Bailey was educated at Winchester and Christ Church, Oxford, where he studied Philosophy, Politics and Economics. During the Second World War, which broke out in September 1939, the young Jim, aged 20, followed in the aviation footsteps of his mother, who had been the first woman to fly single-handedly from England to the African Continent. Born almost a year after the end of the First World War of 1914-1918, Bailey joined the Oxford Air Squadron in 1939, and was called up the day before the Second World War was declared in September 1939, by the Royal Air Force. He flew Spitfires against the Luftwaffe and received the Distinguished Flying Cross in 1944. Two years after the Second World War ended in 1945, Bailey moved to South Africa to take care of the business interests left by his deceased father, Sir Abe Bailey. His initial plan was to settle on his father's sheep farm in the Colesberg district.

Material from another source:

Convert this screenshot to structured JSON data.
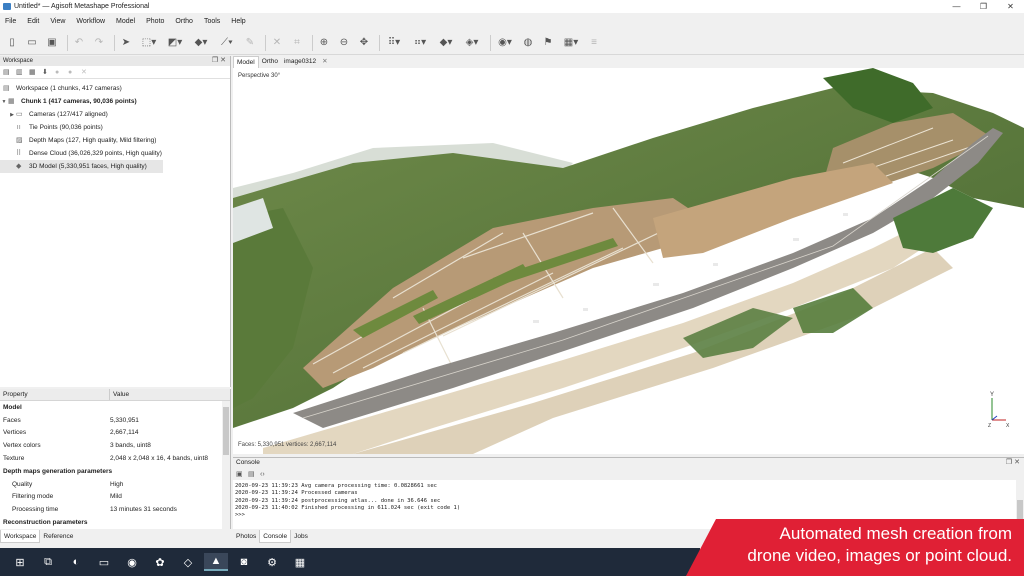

In 1951 Bailey was approached by journalist Robert Crisp to help finance a new magazine called The African Drum (now know by many as Drum Magazine). As a result of financial problems and a drop in circulation after the magazine went to print, he moved the office to Johannesburg and took over the wheel. One of his first steps was to hire Anthony Sampson, whose editorial brief was to focus on non-political issues reflecting black urban life. Drum covered sport, crime, sex and the social history of Africa.
Political issues were handled with caution to avoid clampdowns by the apartheid government, but frequent exposés drew attention to political and social abuses, for example the exploitation of sugar farm labourers. Drum chronicled many historic African events, including the Defiance Campaign and treason trials in South Africa, the rise of Kenneth Kaunda in Zambia and political disturbance in Nigeria.
Well known for challenging the apartheid system, the magazine also took black African women out of the kitchen and into mainstream urban culture. Covers featuring sexy black women created what Can Themba referred to as the "Modern African myth". The most widely read magazine in Africa, Drum produced some of the most well known names in the South African media fraternity – people such as Can Themba, Richard Rive, Es’kia Mphahlele, Peter Magubane and many more.
My Fundi, ‘Bailey Jim’, [online], Available at www.myfundi.co.za[Accessed: 25 August 2011]|Smith A. (03 March, 2000), ‘Jim Bailey’from Guardian, [online], Available at www.guardian.co.uk[Accessed: 25 August 2011]|South African History Online, ‘A History of Drum Magazine’[online] Available at www.sahistory.org.za[Accessed: 25 August 2011]